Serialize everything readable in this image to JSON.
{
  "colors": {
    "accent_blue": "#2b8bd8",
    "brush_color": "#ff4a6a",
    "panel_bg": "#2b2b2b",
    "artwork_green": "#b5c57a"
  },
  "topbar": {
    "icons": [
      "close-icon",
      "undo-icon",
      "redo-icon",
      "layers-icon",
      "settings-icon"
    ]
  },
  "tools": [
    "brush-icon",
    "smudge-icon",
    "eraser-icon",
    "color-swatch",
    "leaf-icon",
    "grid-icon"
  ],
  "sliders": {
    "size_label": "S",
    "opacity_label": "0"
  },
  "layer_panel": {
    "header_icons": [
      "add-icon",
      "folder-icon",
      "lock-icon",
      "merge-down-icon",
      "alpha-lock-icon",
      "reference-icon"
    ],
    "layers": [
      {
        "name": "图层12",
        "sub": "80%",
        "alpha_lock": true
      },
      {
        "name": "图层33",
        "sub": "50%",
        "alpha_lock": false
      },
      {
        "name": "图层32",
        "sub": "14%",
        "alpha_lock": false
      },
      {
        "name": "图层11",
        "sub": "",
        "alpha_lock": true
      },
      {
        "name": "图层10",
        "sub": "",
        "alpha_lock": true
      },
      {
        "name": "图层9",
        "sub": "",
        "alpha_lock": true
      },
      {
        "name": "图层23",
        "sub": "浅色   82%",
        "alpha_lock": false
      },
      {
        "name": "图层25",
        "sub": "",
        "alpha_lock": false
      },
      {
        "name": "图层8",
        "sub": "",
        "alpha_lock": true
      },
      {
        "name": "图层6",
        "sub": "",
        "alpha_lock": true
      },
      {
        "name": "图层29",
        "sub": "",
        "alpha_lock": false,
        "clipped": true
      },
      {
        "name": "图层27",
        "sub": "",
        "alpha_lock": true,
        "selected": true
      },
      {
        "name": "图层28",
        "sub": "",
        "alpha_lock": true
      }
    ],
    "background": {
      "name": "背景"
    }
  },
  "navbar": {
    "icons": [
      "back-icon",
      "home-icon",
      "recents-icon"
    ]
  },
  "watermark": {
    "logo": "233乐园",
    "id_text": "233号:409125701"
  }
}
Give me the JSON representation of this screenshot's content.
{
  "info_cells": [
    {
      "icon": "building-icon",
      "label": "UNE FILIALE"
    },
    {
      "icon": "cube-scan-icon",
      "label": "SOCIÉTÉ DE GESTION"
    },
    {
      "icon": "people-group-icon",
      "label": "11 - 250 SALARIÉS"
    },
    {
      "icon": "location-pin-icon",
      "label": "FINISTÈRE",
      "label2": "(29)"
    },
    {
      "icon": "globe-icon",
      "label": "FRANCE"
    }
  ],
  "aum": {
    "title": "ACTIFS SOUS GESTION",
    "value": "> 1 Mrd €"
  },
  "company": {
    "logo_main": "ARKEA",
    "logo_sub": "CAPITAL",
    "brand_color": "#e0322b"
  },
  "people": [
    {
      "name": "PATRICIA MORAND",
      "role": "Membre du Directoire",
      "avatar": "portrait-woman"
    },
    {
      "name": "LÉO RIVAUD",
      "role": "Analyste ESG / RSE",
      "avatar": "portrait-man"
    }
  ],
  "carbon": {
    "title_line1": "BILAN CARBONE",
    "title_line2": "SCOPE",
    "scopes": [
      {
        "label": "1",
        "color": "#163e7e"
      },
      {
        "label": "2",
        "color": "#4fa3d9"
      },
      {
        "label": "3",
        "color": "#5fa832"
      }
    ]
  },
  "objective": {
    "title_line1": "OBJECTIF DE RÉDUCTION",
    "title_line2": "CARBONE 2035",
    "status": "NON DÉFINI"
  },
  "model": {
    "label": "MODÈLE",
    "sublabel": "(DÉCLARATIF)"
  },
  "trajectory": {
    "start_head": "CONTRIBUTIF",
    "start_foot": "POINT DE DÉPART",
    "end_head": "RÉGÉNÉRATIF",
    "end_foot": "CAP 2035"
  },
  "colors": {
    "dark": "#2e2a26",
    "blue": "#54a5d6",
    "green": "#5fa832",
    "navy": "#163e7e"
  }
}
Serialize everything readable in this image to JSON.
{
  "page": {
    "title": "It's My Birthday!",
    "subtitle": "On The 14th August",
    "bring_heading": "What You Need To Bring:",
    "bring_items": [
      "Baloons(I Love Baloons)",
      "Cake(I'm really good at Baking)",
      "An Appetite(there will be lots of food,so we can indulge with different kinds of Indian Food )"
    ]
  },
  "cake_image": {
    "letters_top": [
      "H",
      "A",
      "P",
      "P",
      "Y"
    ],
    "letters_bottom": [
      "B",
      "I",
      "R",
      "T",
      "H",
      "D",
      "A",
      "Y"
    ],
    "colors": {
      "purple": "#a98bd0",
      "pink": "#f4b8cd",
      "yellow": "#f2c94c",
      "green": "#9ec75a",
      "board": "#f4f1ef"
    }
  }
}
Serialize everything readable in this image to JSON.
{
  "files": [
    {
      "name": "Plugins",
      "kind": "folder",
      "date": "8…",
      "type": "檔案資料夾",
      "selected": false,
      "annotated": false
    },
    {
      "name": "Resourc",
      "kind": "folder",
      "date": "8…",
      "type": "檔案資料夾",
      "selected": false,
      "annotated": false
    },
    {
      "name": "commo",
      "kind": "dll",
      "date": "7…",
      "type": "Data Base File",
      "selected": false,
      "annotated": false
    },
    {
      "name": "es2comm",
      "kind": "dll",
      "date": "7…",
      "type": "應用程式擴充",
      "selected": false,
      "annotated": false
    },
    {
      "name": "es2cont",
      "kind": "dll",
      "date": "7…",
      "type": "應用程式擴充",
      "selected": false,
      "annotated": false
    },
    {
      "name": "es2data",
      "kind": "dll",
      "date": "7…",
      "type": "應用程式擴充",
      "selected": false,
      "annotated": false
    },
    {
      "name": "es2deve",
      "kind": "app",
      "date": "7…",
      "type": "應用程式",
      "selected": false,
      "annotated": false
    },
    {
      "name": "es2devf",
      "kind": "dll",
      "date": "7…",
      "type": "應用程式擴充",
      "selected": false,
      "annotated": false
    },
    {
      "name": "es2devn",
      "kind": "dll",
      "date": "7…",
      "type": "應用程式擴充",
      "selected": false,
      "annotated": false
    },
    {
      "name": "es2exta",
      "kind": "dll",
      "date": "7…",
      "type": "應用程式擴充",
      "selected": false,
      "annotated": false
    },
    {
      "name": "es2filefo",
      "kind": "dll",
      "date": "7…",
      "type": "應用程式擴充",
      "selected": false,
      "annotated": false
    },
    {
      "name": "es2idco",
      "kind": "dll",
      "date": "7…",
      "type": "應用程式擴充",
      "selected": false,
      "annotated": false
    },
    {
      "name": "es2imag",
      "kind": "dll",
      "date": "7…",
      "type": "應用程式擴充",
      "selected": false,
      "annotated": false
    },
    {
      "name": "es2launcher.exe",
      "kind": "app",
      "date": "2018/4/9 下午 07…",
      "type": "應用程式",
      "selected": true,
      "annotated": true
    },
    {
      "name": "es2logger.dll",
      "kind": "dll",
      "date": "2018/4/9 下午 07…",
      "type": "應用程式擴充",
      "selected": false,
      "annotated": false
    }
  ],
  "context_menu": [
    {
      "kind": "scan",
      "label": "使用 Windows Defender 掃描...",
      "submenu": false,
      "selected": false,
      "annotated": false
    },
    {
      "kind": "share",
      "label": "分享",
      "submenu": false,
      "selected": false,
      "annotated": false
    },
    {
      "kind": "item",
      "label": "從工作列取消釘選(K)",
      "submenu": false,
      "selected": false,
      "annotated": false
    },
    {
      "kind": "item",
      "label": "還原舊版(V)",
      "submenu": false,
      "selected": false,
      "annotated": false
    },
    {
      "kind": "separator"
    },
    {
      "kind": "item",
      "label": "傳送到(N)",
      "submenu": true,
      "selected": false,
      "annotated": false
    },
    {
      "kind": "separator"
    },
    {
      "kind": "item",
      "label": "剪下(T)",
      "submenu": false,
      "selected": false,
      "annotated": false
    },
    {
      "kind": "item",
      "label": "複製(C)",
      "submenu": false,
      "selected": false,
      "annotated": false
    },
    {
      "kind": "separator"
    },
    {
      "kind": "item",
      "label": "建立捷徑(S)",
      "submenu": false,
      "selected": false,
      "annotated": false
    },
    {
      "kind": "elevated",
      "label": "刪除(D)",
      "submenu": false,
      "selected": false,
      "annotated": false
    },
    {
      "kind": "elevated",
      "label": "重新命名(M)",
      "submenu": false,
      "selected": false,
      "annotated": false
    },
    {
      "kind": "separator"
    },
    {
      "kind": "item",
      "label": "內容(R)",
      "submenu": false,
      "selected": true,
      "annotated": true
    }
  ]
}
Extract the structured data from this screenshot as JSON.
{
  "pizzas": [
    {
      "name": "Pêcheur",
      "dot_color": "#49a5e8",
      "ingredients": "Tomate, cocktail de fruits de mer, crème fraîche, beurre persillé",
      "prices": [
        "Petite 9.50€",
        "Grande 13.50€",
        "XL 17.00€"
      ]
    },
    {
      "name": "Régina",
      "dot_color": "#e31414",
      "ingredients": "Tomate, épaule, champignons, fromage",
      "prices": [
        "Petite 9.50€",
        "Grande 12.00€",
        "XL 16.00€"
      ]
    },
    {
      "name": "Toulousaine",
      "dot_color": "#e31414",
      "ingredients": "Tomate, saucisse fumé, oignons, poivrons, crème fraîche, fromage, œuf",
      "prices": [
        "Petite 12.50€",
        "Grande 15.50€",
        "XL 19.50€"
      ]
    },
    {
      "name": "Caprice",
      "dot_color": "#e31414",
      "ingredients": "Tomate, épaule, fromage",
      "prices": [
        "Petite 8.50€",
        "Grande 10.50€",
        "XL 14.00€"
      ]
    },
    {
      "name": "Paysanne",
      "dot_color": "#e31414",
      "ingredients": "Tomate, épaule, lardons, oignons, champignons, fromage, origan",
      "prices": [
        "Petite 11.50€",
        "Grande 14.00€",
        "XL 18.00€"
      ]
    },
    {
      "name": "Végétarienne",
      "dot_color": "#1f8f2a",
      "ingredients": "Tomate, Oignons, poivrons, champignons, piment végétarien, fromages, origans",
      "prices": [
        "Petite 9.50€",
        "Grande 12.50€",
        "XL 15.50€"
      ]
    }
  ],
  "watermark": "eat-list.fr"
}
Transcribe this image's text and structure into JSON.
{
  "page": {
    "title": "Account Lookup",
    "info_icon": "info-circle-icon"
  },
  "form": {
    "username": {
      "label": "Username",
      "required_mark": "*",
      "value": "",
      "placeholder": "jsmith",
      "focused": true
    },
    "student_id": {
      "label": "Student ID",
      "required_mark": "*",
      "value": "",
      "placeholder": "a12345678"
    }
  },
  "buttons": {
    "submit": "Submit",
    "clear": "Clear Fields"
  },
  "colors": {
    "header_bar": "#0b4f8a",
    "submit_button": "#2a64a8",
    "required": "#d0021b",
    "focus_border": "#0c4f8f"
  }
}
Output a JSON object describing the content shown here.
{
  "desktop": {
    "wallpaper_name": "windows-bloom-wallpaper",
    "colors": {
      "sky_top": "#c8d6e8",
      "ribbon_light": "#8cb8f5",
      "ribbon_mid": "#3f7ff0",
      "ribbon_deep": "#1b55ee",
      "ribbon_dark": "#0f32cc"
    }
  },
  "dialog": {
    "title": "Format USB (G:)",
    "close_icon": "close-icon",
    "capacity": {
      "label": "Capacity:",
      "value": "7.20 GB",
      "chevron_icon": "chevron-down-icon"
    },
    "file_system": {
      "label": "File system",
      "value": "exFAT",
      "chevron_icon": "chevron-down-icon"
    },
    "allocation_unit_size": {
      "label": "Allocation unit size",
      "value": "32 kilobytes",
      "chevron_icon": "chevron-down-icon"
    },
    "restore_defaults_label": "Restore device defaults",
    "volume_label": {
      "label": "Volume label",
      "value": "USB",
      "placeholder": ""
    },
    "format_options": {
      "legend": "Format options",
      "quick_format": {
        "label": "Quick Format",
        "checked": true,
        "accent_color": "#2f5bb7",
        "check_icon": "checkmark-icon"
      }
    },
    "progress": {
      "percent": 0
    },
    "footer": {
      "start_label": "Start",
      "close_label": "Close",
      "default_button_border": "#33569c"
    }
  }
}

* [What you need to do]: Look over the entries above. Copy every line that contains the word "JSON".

* [Answer to this task]:
Serialize everything readable in this image to JSON.
Give me the JSON representation of this screenshot's content.
Serialize everything readable in this image to JSON.
Serialize everything readable in this image to JSON.
Extract the structured data from this screenshot as JSON.
Transcribe this image's text and structure into JSON.
Output a JSON object describing the content shown here.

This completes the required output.